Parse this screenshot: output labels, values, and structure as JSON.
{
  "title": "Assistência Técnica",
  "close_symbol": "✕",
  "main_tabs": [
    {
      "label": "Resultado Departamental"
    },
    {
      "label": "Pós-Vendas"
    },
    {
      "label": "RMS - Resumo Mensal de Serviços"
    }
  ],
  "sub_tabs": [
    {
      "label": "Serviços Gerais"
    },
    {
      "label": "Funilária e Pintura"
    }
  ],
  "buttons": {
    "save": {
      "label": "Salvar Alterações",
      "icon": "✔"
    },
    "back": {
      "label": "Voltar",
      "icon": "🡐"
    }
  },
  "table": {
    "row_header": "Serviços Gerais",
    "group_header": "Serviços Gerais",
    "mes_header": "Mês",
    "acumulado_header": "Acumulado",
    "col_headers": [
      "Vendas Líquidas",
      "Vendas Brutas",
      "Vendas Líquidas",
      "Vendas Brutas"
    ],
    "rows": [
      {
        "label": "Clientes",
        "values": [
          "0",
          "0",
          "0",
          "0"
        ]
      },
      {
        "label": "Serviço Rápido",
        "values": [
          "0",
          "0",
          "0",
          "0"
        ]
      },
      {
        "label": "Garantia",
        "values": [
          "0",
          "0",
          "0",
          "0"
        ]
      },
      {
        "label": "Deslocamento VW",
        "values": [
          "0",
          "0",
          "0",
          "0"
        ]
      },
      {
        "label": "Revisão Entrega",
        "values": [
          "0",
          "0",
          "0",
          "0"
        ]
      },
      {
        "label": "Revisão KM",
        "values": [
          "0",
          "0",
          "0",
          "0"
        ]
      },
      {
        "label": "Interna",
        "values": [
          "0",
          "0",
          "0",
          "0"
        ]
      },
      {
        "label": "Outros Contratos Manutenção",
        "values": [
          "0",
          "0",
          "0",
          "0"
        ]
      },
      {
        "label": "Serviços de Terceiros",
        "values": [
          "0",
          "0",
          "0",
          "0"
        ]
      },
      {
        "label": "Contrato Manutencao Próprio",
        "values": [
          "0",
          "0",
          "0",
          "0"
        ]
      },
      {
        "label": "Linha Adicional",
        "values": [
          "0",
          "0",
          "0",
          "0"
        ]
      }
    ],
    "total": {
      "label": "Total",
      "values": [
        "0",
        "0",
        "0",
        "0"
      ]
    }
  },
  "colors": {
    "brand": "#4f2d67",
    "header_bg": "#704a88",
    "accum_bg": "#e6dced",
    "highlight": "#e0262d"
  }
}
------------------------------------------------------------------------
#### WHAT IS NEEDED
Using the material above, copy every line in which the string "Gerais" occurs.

#### SOLUTION BELOW
      "label": "Serviços Gerais"
    "row_header": "Serviços Gerais",
    "group_header": "Serviços Gerais",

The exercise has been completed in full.